Publisher: Dover Publications
Source: NetGalley and publisher for review
Do you love to create imaginative artwork? Would you like to add depth and richness to your creations? Could you use fresh inspiration? Here is the book that will help you brush up on your skills and add new tricks and techniques to your repertoire. Sketching, line art, watercolors, mixed media, composition, rendering methods ― The Fantasy Artroom is your all-in-one traveling companion into the world of fantasy art.These step-by-step demonstrations offer easy-to-follow methods for drawing trees and landscapes; forming dwarves, witches, mermaids, centaurs, and other characters; and putting them all together into enchanting compositions. Introduce a new dimension to your drawing, line art, and watercolor images with this richly illustrated guide and its helpful exercises, tips, and suggestions.My thoughts:
I enjoy fantasy books so, of course, I like fantasy artwork. I've read a few art books in this genre but I had not read this one. Dover often republishes older art books and some of them are classics. I had to find out what this author had to contribute.
My egalley was not quite in book format. A lot of the artwork became fragmented and some of the formatting in the wording was odd. I have no doubt that all of this is corrected in the published volume since Dover is well known to make sure older books are close to the format originally published. I only mentioned it here since it did not allow me to totally see the examples with the directions. I will try not to let it influence how I see the book overall.
I think there is a lot of sage advice to anyone in the art field in this book. I really liked how the advice on how to see things in nature in an artistic manner was presented and how it could be applied to fantasy. How to take things we know and both present it in how it is seen with fantastical elements applied and how to change it while still keeping with the feeling of realism. I think that is the key to fantasy artwork. Taking something that is just familiar enough and make it into something completely new and believable.
I also liked how he layered watercolor. Like his line work it is something that is taken slowly and builds upon itself. This book makes a good primer for anyone in any artistic field to have. Even fragmented as the book was for review, I could see it making my way onto my art shelf in physical form.
I give this book 4 stars.

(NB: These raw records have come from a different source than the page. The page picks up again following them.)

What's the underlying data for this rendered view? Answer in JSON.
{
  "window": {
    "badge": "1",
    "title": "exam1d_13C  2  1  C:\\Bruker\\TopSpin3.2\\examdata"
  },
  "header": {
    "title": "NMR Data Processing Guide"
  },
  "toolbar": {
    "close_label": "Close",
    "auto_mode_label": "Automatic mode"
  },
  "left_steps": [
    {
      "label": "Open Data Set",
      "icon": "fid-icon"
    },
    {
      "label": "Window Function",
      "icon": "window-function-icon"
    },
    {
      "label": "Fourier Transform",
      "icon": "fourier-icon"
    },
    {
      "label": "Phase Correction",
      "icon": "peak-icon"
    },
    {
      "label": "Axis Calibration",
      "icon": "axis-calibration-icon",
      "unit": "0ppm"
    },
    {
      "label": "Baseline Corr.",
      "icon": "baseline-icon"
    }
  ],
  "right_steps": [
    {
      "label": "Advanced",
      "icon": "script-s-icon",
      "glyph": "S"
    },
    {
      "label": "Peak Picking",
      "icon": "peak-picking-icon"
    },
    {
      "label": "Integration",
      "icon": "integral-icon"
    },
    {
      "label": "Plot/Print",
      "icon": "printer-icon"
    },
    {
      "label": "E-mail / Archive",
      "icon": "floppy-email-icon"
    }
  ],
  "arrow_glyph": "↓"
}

I recommend it to those that enjoy fantasy artwork. One of his influences is Arthur Rackham which is evident in the artwork presented. It has that same etherial draftsman appeal that Rackham perfected.